This is a fine 1849 map of Holland (The Netherlands) and Belgium by Joseph Meyer. It covers from the North Sea south to include Luxembourg. Throughout, the map identifies numerous towns, rivers, railways, roads, mountains and an assortment of additional topographical features.
In 1830, after the Belgian Revolution led to the secession of Belgium from the United Kingdom of Netherlands into the independent Kingdom of Belgium, Luxembourg, which also took part in the Belgian Revolution, was considered to be a province of the new Belgian state. The Netherlands however, refused to recognize the new country of Belgium until the 1839 Treaty of London. This Treaty also granted Luxembourg the status of Grand Duchy, while its western portion was ceded to Belgium as a province. In 1842, the Grand Duchy of Luxembourg became part of the German Customs Union. Luxembourg, during this period, suffered economic hardships which led to many of its citizens immigrating to the United States. The Second Treaty of London, following the Luxembourg Crisis finally reaffirmed Luxembourg's independence in 1867.
This map was issued in Meyer's Zeitung Atlas. Although all the maps in this atlas are not individually dated, the title page and maps were often updated while the imprint with the date was not, causing confusion to the exact date for some of the maps. Moreover some maps in the atlas were taped in at a later date as an update to the atlas. We have dated the maps in this collection to the best of our ability.
Joseph Meyer (May 9, 1796 - June 27, 1856) was a German industrialist and publisher, most notably for the encyclopedia Meyers Conversation-Lexicon. Born in Gotha, Germany, Meyer was educated as a merchant in Frankfurt am Main. He moved to London in 1816, but returned to Germany in a820 after his stock speculations and business adventures fell through. Once back in Germany, he began by investing in the textile trade (1820-24). Meyer began creating business plans concerning how to start railways soon after the first steam-hauled railway began operation in December 1835. He founded the Deutsche Eisenbahnschienen-Compangie auf Actien (German Railway Rail joint stock company) in 1845. Meyer also found great success as a publisher, utilizing the system of serial subscriptions to publications, a new idea for the time.

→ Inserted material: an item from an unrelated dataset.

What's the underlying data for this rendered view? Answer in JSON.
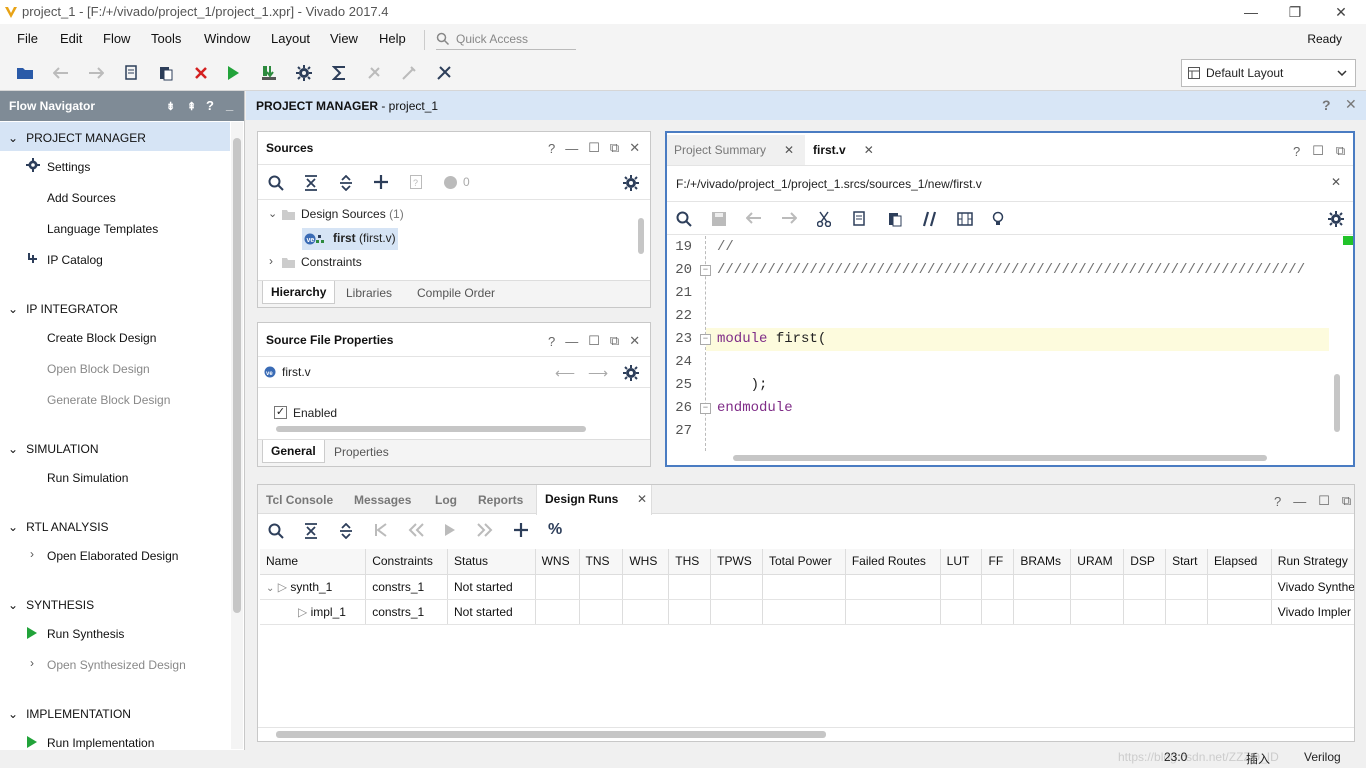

He founded a company, Bibliographisches Institut in Gotha in 1825, which published several versions of the Bible, works of classical literature, atlases, the world in pictures on steel engravings, and an encyclopedia.
Meyer, J., Meyer's Zeitung Atlas, 1852.
Meyer's Zeitung Atlas, formally titled Neuster Zeitungs-Atlas Fuer Alte und Neue Erdkunde was a popular German hand-atlas published in Heidelberg by Joseph Meyer between, roughly, 1848 and 1859. The atlas is well engraved in the German style with exceptionally dense detail and minimal decoration. Meyer's Atlas, and its constituent maps, are typically very difficult to date as later editions often contain earlier maps and earlier editions later paste-in updates. That said, the atlas' frequent updates and publication run during a turbulent decade provide a noteworthy cartographic record of the period.
Very good. Minor toning and spotting at places.